[Excerpts from an interface dataset]
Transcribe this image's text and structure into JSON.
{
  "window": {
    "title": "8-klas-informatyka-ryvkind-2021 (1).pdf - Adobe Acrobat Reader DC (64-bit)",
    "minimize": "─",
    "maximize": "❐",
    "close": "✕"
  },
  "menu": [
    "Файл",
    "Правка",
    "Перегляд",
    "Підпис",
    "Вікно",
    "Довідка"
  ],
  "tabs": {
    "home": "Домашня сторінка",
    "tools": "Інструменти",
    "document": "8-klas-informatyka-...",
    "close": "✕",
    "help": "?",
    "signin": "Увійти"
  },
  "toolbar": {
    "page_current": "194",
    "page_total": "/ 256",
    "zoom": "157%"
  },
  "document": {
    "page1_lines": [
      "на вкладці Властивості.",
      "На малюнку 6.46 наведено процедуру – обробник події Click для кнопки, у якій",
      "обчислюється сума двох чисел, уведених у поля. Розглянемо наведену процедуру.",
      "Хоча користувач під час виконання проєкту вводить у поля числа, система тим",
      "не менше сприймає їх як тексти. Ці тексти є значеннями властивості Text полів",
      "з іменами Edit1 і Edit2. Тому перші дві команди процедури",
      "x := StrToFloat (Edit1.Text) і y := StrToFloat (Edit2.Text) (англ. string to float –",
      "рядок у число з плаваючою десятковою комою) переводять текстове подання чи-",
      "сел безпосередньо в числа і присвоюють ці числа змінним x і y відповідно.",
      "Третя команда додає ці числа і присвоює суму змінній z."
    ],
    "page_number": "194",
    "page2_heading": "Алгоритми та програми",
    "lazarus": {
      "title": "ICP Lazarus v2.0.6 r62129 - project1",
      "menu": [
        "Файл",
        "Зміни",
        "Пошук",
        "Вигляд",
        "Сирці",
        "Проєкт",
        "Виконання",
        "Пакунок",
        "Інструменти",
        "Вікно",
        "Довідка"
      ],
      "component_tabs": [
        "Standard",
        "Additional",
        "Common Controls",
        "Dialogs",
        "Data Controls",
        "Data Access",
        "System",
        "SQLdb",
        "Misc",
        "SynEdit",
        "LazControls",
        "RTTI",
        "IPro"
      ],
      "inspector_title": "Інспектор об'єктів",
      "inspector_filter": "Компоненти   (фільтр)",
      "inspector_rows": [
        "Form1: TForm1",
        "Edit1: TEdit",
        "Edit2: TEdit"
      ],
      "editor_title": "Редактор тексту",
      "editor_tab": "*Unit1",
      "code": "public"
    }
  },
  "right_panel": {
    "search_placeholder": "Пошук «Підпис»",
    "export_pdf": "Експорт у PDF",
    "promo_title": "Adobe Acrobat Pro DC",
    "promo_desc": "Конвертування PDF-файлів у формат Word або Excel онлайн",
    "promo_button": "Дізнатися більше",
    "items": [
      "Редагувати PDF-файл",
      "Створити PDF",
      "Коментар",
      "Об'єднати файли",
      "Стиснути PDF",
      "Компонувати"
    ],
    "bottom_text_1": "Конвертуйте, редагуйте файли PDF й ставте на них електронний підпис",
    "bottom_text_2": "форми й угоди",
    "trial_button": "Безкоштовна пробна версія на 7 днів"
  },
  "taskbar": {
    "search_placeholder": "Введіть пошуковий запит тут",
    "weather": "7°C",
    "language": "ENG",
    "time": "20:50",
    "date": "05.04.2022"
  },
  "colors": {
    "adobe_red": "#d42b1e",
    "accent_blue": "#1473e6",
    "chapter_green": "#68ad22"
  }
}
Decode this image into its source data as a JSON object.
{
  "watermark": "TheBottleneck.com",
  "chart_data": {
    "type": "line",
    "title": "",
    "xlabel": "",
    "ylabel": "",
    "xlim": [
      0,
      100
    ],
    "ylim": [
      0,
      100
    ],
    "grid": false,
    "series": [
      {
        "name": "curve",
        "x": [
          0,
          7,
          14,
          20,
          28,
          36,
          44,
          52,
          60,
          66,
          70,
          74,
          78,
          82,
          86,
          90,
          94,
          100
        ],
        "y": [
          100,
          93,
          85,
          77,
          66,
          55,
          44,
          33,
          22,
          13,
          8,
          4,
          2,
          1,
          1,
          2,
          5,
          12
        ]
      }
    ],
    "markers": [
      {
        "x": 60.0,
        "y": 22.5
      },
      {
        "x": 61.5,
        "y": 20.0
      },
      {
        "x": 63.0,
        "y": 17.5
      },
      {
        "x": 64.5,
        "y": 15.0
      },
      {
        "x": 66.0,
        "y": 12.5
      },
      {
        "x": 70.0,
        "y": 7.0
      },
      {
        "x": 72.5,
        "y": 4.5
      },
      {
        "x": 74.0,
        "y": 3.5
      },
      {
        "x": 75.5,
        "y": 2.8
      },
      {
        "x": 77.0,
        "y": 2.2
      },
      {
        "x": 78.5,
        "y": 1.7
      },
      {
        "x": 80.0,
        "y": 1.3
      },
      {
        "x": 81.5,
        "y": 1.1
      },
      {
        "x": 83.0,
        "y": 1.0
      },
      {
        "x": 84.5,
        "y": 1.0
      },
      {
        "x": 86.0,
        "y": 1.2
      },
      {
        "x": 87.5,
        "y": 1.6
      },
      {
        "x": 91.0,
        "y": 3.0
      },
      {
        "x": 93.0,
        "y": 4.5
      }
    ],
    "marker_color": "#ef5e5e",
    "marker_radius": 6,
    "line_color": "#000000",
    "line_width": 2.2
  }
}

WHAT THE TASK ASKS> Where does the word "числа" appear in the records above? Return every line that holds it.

ANSWER TO THIS PROBLEM>
      "Хоча користувач під час виконання проєкту вводить у поля числа, система тим",
      "сел безпосередньо в числа і присвоюють ці числа змінним x і y відповідно.",
      "Третя команда додає ці числа і присвоює суму змінній z."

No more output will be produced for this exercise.